## Prompt
Restate, word for word, every line of the data.

## Working data
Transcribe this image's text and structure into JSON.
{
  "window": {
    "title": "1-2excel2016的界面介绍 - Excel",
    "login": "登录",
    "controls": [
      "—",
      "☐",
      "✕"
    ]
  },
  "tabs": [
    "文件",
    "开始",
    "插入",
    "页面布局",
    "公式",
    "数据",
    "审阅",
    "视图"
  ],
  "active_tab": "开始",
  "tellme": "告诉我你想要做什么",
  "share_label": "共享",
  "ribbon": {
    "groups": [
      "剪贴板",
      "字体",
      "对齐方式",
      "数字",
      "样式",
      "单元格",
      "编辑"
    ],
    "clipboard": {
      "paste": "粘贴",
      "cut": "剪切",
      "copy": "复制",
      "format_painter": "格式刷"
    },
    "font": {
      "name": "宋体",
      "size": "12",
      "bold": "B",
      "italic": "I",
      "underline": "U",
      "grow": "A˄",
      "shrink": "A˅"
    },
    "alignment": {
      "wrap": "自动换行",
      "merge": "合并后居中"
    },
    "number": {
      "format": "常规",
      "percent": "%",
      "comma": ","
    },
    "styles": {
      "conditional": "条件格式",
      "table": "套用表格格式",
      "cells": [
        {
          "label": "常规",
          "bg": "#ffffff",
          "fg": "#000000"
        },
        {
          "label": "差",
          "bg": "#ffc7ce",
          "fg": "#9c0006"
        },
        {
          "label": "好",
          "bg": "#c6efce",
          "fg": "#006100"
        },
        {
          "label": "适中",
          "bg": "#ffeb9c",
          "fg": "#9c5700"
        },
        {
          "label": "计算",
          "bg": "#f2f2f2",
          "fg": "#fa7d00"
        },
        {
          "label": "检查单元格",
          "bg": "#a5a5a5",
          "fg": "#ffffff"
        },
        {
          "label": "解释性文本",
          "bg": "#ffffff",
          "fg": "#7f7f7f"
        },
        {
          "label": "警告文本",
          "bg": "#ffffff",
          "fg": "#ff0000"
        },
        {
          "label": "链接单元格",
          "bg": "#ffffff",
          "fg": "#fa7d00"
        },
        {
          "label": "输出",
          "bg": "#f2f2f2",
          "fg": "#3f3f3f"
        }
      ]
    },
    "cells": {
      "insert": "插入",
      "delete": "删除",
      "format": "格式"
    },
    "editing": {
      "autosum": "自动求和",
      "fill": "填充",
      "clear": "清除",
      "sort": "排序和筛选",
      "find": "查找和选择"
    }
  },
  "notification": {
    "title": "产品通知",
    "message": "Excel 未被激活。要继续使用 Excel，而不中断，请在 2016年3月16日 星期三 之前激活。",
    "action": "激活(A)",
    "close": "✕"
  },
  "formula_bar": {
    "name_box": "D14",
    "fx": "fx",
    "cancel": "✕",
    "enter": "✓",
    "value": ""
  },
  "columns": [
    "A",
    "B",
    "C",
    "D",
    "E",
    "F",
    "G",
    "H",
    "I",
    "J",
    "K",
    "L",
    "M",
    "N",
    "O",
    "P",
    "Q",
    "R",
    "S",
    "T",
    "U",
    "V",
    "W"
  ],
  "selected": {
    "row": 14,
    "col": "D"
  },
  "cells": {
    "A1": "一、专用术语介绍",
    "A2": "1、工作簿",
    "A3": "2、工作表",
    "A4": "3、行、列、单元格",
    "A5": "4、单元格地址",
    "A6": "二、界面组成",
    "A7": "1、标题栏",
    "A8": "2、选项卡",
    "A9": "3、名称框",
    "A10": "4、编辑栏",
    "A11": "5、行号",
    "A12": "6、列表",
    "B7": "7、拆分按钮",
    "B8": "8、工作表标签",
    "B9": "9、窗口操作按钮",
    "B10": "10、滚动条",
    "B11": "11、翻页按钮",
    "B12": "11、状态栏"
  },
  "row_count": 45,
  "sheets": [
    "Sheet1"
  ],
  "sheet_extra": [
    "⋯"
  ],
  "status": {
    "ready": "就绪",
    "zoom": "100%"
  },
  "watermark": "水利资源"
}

## Task answer
Transcribe this image's text and structure into JSON.
{
  "window": {
    "title": "1-2excel2016的界面介绍 - Excel",
    "login": "登录",
    "controls": [
      "—",
      "☐",
      "✕"
    ]
  },
  "tabs": [
    "文件",
    "开始",
    "插入",
    "页面布局",
    "公式",
    "数据",
    "审阅",
    "视图"
  ],
  "active_tab": "开始",
  "tellme": "告诉我你想要做什么",
  "share_label": "共享",
  "ribbon": {
    "groups": [
      "剪贴板",
      "字体",
      "对齐方式",
      "数字",
      "样式",
      "单元格",
      "编辑"
    ],
    "clipboard": {
      "paste": "粘贴",
      "cut": "剪切",
      "copy": "复制",
      "format_painter": "格式刷"
    },
    "font": {
      "name": "宋体",
      "size": "12",
      "bold": "B",
      "italic": "I",
      "underline": "U",
      "grow": "A˄",
      "shrink": "A˅"
    },
    "alignment": {
      "wrap": "自动换行",
      "merge": "合并后居中"
    },
    "number": {
      "format": "常规",
      "percent": "%",
      "comma": ","
    },
    "styles": {
      "conditional": "条件格式",
      "table": "套用表格格式",
      "cells": [
        {
          "label": "常规",
          "bg": "#ffffff",
          "fg": "#000000"
        },
        {
          "label": "差",
          "bg": "#ffc7ce",
          "fg": "#9c0006"
        },
        {
          "label": "好",
          "bg": "#c6efce",
          "fg": "#006100"
        },
        {
          "label": "适中",
          "bg": "#ffeb9c",
          "fg": "#9c5700"
        },
        {
          "label": "计算",
          "bg": "#f2f2f2",
          "fg": "#fa7d00"
        },
        {
          "label": "检查单元格",
          "bg": "#a5a5a5",
          "fg": "#ffffff"
        },
        {
          "label": "解释性文本",
          "bg": "#ffffff",
          "fg": "#7f7f7f"
        },
        {
          "label": "警告文本",
          "bg": "#ffffff",
          "fg": "#ff0000"
        },
        {
          "label": "链接单元格",
          "bg": "#ffffff",
          "fg": "#fa7d00"
        },
        {
          "label": "输出",
          "bg": "#f2f2f2",
          "fg": "#3f3f3f"
        }
      ]
    },
    "cells": {
      "insert": "插入",
      "delete": "删除",
      "format": "格式"
    },
    "editing": {
      "autosum": "自动求和",
      "fill": "填充",
      "clear": "清除",
      "sort": "排序和筛选",
      "find": "查找和选择"
    }
  },
  "notification": {
    "title": "产品通知",
    "message": "Excel 未被激活。要继续使用 Excel，而不中断，请在 2016年3月16日 星期三 之前激活。",
    "action": "激活(A)",
    "close": "✕"
  },
  "formula_bar": {
    "name_box": "D14",
    "fx": "fx",
    "cancel": "✕",
    "enter": "✓",
    "value": ""
  },
  "columns": [
    "A",
    "B",
    "C",
    "D",
    "E",
    "F",
    "G",
    "H",
    "I",
    "J",
    "K",
    "L",
    "M",
    "N",
    "O",
    "P",
    "Q",
    "R",
    "S",
    "T",
    "U",
    "V",
    "W"
  ],
  "selected": {
    "row": 14,
    "col": "D"
  },
  "cells": {
    "A1": "一、专用术语介绍",
    "A2": "1、工作簿",
    "A3": "2、工作表",
    "A4": "3、行、列、单元格",
    "A5": "4、单元格地址",
    "A6": "二、界面组成",
    "A7": "1、标题栏",
    "A8": "2、选项卡",
    "A9": "3、名称框",
    "A10": "4、编辑栏",
    "A11": "5、行号",
    "A12": "6、列表",
    "B7": "7、拆分按钮",
    "B8": "8、工作表标签",
    "B9": "9、窗口操作按钮",
    "B10": "10、滚动条",
    "B11": "11、翻页按钮",
    "B12": "11、状态栏"
  },
  "row_count": 45,
  "sheets": [
    "Sheet1"
  ],
  "sheet_extra": [
    "⋯"
  ],
  "status": {
    "ready": "就绪",
    "zoom": "100%"
  },
  "watermark": "水利资源"
}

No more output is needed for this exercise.